In the foreword to the NBSR Professor Sir Bruce Keogh, Medical Director of the NHS says: "Obesity and bariatric surgery are rapidly rising up the NHS agenda as a consequence of social and lifestyle choices. As in all branches of medicine, prevention is better than cure, but this report clearly demonstrates that when required, bariatric surgery is effective and safe. This is based on detailed data on over 18,000 patients. The survival rate of over 99.9% and the decreasing length of time spent in hospital is all the more impressive given the increasing illness of patients being sent for surgery."

The NBSR data, showing the effectiveness of bariatric surgery, comes at a time when lower NHS surgery tariffs which could restrict the number of bariatric operations are being proposed for 2015 – 16 and BOMSS members have expressed concern over the new arrangements.

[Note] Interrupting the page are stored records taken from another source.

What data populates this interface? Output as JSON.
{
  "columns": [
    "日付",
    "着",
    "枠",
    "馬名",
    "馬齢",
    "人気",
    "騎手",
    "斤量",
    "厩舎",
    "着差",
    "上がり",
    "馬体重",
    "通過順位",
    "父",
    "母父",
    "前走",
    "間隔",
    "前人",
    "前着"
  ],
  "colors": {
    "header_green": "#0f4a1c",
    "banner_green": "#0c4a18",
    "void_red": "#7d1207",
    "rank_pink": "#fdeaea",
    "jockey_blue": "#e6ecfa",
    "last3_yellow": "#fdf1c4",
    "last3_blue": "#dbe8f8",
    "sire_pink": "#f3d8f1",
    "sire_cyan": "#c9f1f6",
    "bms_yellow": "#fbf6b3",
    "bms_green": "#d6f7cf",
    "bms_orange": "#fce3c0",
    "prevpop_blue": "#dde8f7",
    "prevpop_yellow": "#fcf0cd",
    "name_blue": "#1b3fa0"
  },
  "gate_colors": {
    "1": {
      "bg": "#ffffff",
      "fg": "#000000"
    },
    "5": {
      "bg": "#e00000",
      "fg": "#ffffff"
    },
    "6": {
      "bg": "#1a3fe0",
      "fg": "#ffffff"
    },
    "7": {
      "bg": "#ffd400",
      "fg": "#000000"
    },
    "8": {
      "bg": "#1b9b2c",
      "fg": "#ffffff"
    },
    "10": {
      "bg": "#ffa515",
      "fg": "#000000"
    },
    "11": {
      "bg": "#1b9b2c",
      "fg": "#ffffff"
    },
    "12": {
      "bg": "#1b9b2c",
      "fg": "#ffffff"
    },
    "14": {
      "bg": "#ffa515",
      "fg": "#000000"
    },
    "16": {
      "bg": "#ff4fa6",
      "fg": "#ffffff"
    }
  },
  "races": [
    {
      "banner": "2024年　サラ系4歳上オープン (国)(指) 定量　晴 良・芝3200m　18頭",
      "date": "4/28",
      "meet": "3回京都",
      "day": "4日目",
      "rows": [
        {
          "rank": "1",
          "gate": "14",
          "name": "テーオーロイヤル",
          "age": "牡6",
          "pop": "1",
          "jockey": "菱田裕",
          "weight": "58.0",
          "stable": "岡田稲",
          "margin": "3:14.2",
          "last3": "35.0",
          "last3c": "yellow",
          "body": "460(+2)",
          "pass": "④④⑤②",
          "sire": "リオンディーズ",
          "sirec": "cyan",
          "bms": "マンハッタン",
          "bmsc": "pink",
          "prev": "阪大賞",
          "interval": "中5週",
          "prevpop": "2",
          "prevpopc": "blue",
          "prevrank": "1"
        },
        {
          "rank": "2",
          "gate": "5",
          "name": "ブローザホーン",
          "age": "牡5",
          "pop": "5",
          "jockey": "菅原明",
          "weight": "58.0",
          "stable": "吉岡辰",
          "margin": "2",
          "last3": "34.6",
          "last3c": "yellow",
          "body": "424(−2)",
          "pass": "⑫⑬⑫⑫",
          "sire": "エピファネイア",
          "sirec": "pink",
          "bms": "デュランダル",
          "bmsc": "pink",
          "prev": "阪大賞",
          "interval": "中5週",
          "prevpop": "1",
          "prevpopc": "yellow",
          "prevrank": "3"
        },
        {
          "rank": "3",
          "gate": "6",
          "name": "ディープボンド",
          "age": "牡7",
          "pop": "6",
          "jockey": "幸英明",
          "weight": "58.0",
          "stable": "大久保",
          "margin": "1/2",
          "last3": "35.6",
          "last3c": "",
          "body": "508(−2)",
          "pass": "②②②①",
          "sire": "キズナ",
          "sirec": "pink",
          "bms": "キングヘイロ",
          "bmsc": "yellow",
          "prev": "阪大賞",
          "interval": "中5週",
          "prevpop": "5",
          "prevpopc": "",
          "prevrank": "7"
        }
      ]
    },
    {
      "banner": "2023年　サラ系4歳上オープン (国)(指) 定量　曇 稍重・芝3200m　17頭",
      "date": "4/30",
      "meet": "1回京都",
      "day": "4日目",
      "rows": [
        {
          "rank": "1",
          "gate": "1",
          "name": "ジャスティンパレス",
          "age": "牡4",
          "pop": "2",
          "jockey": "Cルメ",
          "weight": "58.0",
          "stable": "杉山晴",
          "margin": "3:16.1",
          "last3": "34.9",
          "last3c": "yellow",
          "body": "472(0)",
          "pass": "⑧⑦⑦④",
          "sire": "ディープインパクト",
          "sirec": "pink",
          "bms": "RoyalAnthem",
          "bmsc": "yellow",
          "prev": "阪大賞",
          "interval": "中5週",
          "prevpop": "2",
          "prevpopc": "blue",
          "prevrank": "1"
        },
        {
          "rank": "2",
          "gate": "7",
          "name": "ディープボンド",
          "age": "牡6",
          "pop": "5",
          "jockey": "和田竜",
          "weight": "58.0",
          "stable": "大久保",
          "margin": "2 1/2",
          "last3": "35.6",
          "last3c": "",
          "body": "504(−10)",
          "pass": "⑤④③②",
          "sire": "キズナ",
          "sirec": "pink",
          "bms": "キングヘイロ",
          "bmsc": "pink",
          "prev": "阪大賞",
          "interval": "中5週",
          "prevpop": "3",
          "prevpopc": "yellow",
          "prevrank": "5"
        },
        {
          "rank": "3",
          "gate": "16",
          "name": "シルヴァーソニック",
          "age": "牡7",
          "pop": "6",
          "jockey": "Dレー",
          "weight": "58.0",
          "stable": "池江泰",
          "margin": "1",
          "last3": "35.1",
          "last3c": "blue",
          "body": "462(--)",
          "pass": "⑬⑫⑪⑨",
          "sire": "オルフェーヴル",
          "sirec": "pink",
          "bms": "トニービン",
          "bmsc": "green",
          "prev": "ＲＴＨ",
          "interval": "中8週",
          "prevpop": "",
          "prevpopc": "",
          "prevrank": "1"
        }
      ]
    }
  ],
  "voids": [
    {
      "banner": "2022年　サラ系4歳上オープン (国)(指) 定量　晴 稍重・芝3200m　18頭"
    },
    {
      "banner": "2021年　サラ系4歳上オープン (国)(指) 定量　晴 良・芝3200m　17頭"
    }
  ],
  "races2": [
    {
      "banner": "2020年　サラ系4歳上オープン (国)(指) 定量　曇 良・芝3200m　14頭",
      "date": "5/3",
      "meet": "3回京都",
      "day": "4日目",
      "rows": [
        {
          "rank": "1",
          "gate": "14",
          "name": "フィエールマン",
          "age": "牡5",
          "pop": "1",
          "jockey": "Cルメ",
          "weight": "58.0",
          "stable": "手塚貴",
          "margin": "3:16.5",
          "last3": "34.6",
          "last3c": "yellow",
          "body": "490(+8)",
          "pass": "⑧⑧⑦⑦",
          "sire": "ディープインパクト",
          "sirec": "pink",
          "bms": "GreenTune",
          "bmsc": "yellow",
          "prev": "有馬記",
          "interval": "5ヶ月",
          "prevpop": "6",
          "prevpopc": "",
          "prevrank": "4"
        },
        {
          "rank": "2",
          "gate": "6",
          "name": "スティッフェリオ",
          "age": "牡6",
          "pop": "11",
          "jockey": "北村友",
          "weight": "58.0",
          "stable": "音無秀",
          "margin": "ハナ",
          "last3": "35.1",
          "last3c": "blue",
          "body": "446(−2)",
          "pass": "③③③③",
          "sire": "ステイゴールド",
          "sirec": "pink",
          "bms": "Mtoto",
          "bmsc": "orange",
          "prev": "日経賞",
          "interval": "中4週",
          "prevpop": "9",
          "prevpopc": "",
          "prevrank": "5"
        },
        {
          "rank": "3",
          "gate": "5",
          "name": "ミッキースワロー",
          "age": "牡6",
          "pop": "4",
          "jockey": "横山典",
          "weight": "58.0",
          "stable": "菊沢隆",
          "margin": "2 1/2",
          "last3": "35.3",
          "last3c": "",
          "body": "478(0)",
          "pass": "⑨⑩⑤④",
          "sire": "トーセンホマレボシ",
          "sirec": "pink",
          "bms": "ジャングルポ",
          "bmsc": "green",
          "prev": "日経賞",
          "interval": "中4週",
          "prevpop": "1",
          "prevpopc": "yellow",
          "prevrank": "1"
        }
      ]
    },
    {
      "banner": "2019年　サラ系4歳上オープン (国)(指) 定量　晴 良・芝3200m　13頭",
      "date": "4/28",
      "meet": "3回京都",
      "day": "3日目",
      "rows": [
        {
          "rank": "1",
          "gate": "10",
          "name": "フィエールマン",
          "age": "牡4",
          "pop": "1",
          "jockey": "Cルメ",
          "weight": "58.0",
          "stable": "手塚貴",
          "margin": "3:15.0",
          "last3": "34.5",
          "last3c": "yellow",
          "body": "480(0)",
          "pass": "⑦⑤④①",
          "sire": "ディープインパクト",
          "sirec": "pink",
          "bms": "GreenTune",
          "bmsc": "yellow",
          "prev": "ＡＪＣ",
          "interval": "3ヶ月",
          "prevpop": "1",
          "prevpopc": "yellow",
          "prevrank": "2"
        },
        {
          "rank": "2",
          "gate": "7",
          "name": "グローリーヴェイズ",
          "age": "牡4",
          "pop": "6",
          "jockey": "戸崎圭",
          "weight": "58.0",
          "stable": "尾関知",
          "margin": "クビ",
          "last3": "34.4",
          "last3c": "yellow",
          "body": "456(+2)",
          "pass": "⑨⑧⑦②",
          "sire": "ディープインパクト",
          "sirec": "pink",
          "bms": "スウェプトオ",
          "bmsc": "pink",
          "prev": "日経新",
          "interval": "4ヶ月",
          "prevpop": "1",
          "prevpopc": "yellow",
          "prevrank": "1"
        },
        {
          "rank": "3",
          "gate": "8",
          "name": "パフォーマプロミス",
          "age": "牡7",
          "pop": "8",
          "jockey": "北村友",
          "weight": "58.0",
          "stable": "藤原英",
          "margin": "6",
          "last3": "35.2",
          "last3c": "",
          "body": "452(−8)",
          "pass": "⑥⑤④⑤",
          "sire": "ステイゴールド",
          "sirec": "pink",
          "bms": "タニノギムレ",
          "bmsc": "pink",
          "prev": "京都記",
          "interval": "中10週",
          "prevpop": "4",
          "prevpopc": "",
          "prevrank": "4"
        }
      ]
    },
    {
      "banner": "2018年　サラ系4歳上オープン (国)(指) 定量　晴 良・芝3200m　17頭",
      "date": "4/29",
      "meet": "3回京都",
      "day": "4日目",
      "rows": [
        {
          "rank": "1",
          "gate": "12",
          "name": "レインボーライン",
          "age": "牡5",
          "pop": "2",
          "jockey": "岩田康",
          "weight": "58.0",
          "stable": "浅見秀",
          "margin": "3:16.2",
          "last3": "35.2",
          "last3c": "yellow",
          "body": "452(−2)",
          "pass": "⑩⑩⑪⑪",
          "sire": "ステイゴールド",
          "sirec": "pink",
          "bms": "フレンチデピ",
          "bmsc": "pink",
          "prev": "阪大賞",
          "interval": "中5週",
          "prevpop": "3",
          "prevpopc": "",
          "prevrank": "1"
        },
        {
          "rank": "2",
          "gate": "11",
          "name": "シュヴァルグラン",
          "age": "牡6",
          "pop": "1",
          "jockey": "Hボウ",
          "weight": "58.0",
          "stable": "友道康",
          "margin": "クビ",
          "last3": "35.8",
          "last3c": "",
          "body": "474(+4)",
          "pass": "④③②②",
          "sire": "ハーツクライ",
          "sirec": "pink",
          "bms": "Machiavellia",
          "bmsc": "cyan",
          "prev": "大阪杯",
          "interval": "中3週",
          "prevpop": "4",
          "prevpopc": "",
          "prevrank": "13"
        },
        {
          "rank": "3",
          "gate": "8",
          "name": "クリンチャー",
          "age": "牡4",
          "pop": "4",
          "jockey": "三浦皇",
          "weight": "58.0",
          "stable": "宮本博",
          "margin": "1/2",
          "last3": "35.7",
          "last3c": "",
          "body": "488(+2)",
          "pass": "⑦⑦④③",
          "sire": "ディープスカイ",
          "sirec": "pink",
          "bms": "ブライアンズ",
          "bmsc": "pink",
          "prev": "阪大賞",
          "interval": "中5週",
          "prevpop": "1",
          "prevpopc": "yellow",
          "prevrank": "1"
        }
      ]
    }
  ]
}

The NBSR data has been compiled from 161 surgeons from 137 hospitals and it reveals that between the years 2010 and 2013, the average BMI of bariatric patients increased from 48.5 to 48.8; the average number of obesity-related diseases such as type 2 diabetes increased from 3.2 to 3.4 and the average obesity surgery mortality risk score (OSMRS) increased from 1.6 to 1.8, meaning that patients were becoming increasingly sick at the point of surgery.

However, the Registry also shows that the average post-operative stay has fallen from 3.1 days to 2.7 days. These figures show that the patients are sicker at the point of surgery but their post-op stay in hospital is decreasing, even taking into account an increase in more complex sleeve gastrectomy operations and a fall in gastric band surgery.

The National Bariatric Surgery Registry is part of the British Obesity and Metabolic Surgery Society (BOMSS), plus database specialists Dendrite Clinical Systems.

Further information can be seen in the NBSR Second Registry Report 2014 (PDF 3.5mb)